• Brief: Report every line of the records that includes the word "Give".

• Task input:
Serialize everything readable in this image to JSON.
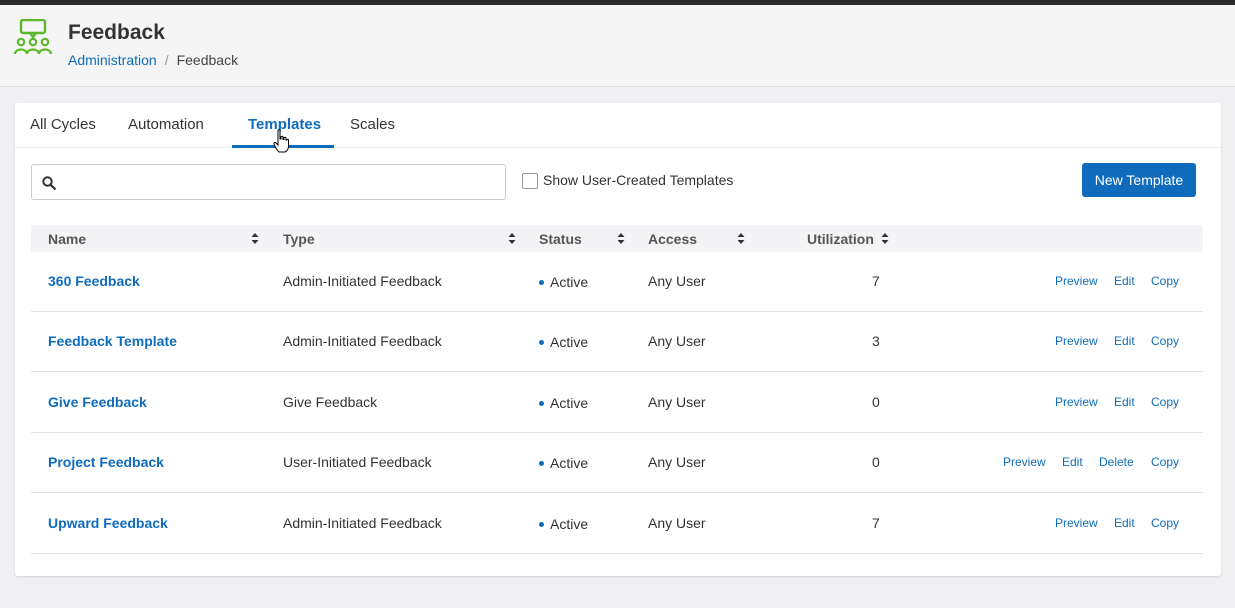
{
  "header": {
    "title": "Feedback",
    "breadcrumb": {
      "parent": "Administration",
      "separator": "/",
      "current": "Feedback"
    }
  },
  "tabs": [
    {
      "label": "All Cycles",
      "active": false
    },
    {
      "label": "Automation",
      "active": false
    },
    {
      "label": "Templates",
      "active": true
    },
    {
      "label": "Scales",
      "active": false
    }
  ],
  "toolbar": {
    "search_value": "",
    "search_icon": "search-icon",
    "checkbox_label": "Show User-Created Templates",
    "checkbox_checked": false,
    "new_button_label": "New Template"
  },
  "table": {
    "columns": [
      "Name",
      "Type",
      "Status",
      "Access",
      "Utilization"
    ],
    "rows": [
      {
        "name": "360 Feedback",
        "type": "Admin-Initiated Feedback",
        "status": "Active",
        "access": "Any User",
        "utilization": "7",
        "actions": [
          "Preview",
          "Edit",
          "Copy"
        ]
      },
      {
        "name": "Feedback Template",
        "type": "Admin-Initiated Feedback",
        "status": "Active",
        "access": "Any User",
        "utilization": "3",
        "actions": [
          "Preview",
          "Edit",
          "Copy"
        ]
      },
      {
        "name": "Give Feedback",
        "type": "Give Feedback",
        "status": "Active",
        "access": "Any User",
        "utilization": "0",
        "actions": [
          "Preview",
          "Edit",
          "Copy"
        ]
      },
      {
        "name": "Project Feedback",
        "type": "User-Initiated Feedback",
        "status": "Active",
        "access": "Any User",
        "utilization": "0",
        "actions": [
          "Preview",
          "Edit",
          "Delete",
          "Copy"
        ]
      },
      {
        "name": "Upward Feedback",
        "type": "Admin-Initiated Feedback",
        "status": "Active",
        "access": "Any User",
        "utilization": "7",
        "actions": [
          "Preview",
          "Edit",
          "Copy"
        ]
      }
    ]
  },
  "colors": {
    "accent": "#0f6cbd",
    "logo": "#5cb82a",
    "topbar": "#2b2b2b"
  }
}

• Response to this task:
        "name": "Give Feedback",
        "type": "Give Feedback",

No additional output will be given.